[Task brief]
A complete answer retypes each of the records below precisely and includes none of the pictures.

[Record extracts]
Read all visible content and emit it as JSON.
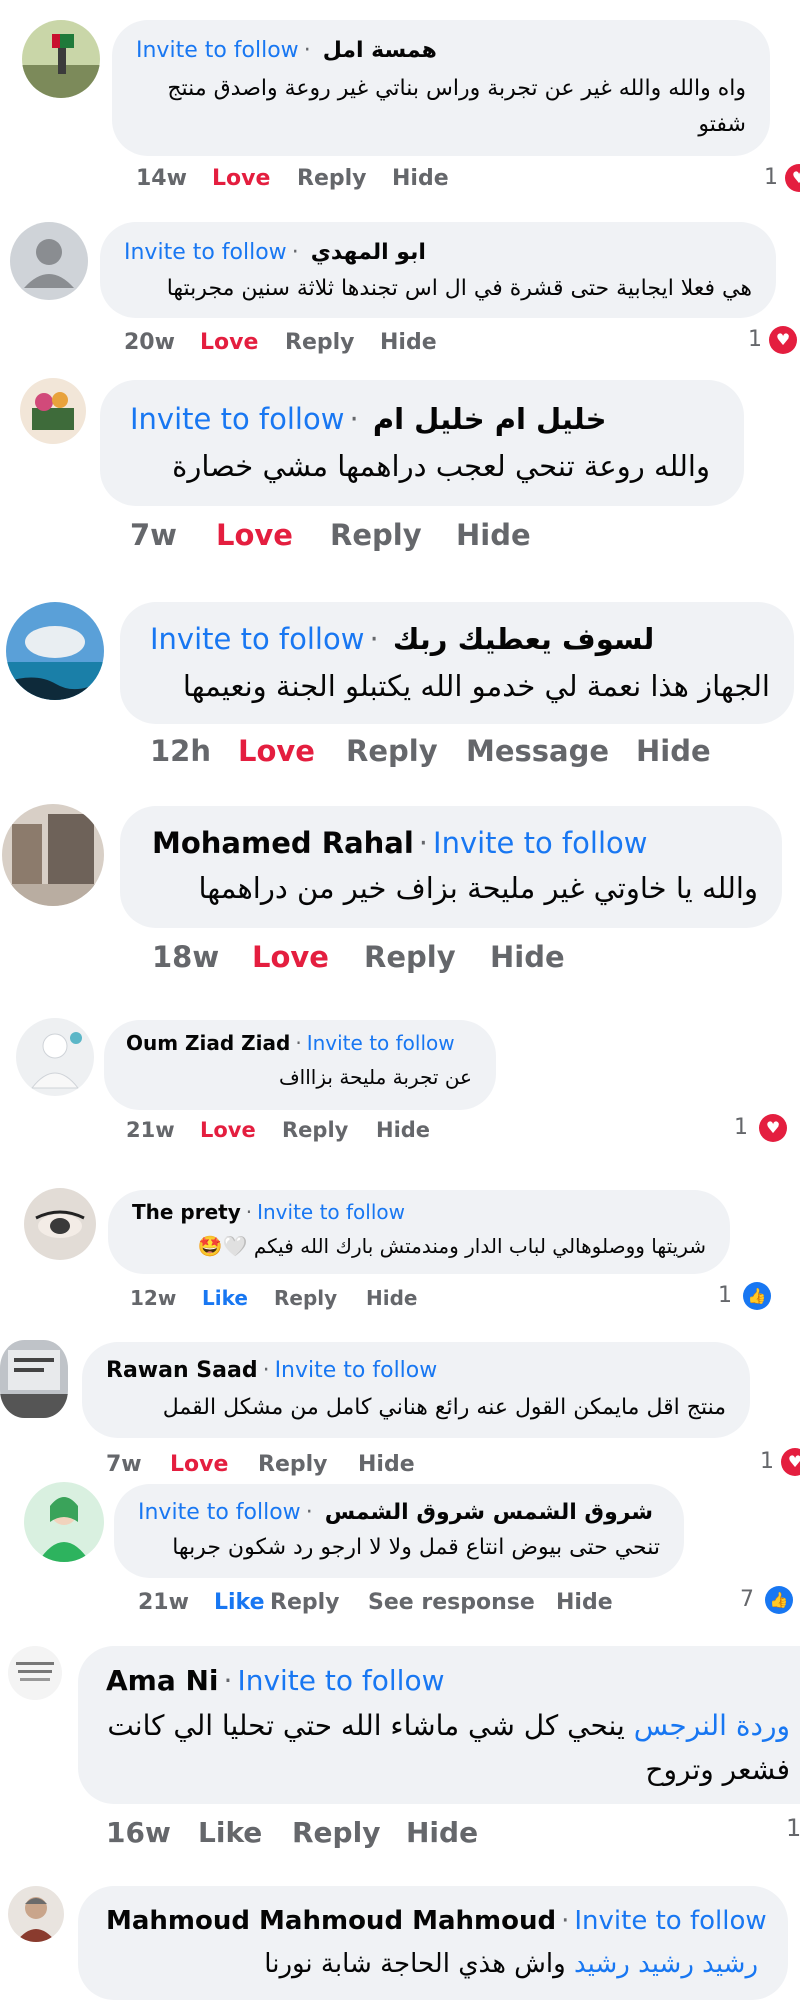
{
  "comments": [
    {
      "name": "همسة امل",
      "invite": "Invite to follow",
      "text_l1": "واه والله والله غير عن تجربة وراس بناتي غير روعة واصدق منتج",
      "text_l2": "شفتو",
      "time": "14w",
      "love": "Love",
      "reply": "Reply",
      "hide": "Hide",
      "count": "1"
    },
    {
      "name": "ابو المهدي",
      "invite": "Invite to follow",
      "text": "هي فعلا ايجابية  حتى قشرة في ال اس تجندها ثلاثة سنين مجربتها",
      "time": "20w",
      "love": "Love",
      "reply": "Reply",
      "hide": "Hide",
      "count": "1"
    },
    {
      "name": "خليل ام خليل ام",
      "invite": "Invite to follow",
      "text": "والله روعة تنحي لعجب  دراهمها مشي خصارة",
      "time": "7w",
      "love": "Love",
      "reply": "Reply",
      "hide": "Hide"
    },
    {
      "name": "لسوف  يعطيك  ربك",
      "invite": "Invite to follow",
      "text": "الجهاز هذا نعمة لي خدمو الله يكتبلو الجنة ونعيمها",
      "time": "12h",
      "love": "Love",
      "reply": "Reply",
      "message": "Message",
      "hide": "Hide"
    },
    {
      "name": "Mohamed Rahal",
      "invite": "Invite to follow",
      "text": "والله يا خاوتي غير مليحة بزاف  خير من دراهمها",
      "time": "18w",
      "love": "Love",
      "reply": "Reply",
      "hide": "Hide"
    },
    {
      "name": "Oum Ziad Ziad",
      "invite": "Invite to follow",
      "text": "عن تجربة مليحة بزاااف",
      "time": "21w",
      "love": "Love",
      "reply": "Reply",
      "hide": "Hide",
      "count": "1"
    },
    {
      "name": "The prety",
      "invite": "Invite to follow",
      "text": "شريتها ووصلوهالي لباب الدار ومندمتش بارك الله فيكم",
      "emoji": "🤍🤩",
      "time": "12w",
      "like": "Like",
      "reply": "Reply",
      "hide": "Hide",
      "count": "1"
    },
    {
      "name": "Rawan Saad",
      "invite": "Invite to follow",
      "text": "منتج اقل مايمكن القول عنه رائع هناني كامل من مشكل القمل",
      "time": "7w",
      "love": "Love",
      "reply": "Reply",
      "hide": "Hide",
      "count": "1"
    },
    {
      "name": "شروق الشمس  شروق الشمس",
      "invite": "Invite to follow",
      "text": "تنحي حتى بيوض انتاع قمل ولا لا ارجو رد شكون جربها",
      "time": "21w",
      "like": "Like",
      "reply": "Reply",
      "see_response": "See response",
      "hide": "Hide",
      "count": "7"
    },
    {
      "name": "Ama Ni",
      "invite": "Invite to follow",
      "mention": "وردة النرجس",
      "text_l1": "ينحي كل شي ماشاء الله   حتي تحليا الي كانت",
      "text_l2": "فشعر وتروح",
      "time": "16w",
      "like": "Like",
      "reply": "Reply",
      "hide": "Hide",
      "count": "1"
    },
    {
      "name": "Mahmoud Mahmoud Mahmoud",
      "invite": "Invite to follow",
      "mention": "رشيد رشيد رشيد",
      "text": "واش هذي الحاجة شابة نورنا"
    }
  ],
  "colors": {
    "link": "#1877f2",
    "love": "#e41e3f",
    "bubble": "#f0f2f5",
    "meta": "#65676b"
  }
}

[Task output]
Read all visible content and emit it as JSON.
{
  "comments": [
    {
      "name": "همسة امل",
      "invite": "Invite to follow",
      "text_l1": "واه والله والله غير عن تجربة وراس بناتي غير روعة واصدق منتج",
      "text_l2": "شفتو",
      "time": "14w",
      "love": "Love",
      "reply": "Reply",
      "hide": "Hide",
      "count": "1"
    },
    {
      "name": "ابو المهدي",
      "invite": "Invite to follow",
      "text": "هي فعلا ايجابية  حتى قشرة في ال اس تجندها ثلاثة سنين مجربتها",
      "time": "20w",
      "love": "Love",
      "reply": "Reply",
      "hide": "Hide",
      "count": "1"
    },
    {
      "name": "خليل ام خليل ام",
      "invite": "Invite to follow",
      "text": "والله روعة تنحي لعجب  دراهمها مشي خصارة",
      "time": "7w",
      "love": "Love",
      "reply": "Reply",
      "hide": "Hide"
    },
    {
      "name": "لسوف  يعطيك  ربك",
      "invite": "Invite to follow",
      "text": "الجهاز هذا نعمة لي خدمو الله يكتبلو الجنة ونعيمها",
      "time": "12h",
      "love": "Love",
      "reply": "Reply",
      "message": "Message",
      "hide": "Hide"
    },
    {
      "name": "Mohamed Rahal",
      "invite": "Invite to follow",
      "text": "والله يا خاوتي غير مليحة بزاف  خير من دراهمها",
      "time": "18w",
      "love": "Love",
      "reply": "Reply",
      "hide": "Hide"
    },
    {
      "name": "Oum Ziad Ziad",
      "invite": "Invite to follow",
      "text": "عن تجربة مليحة بزاااف",
      "time": "21w",
      "love": "Love",
      "reply": "Reply",
      "hide": "Hide",
      "count": "1"
    },
    {
      "name": "The prety",
      "invite": "Invite to follow",
      "text": "شريتها ووصلوهالي لباب الدار ومندمتش بارك الله فيكم",
      "emoji": "🤍🤩",
      "time": "12w",
      "like": "Like",
      "reply": "Reply",
      "hide": "Hide",
      "count": "1"
    },
    {
      "name": "Rawan Saad",
      "invite": "Invite to follow",
      "text": "منتج اقل مايمكن القول عنه رائع هناني كامل من مشكل القمل",
      "time": "7w",
      "love": "Love",
      "reply": "Reply",
      "hide": "Hide",
      "count": "1"
    },
    {
      "name": "شروق الشمس  شروق الشمس",
      "invite": "Invite to follow",
      "text": "تنحي حتى بيوض انتاع قمل ولا لا ارجو رد شكون جربها",
      "time": "21w",
      "like": "Like",
      "reply": "Reply",
      "see_response": "See response",
      "hide": "Hide",
      "count": "7"
    },
    {
      "name": "Ama Ni",
      "invite": "Invite to follow",
      "mention": "وردة النرجس",
      "text_l1": "ينحي كل شي ماشاء الله   حتي تحليا الي كانت",
      "text_l2": "فشعر وتروح",
      "time": "16w",
      "like": "Like",
      "reply": "Reply",
      "hide": "Hide",
      "count": "1"
    },
    {
      "name": "Mahmoud Mahmoud Mahmoud",
      "invite": "Invite to follow",
      "mention": "رشيد رشيد رشيد",
      "text": "واش هذي الحاجة شابة نورنا"
    }
  ],
  "colors": {
    "link": "#1877f2",
    "love": "#e41e3f",
    "bubble": "#f0f2f5",
    "meta": "#65676b"
  }
}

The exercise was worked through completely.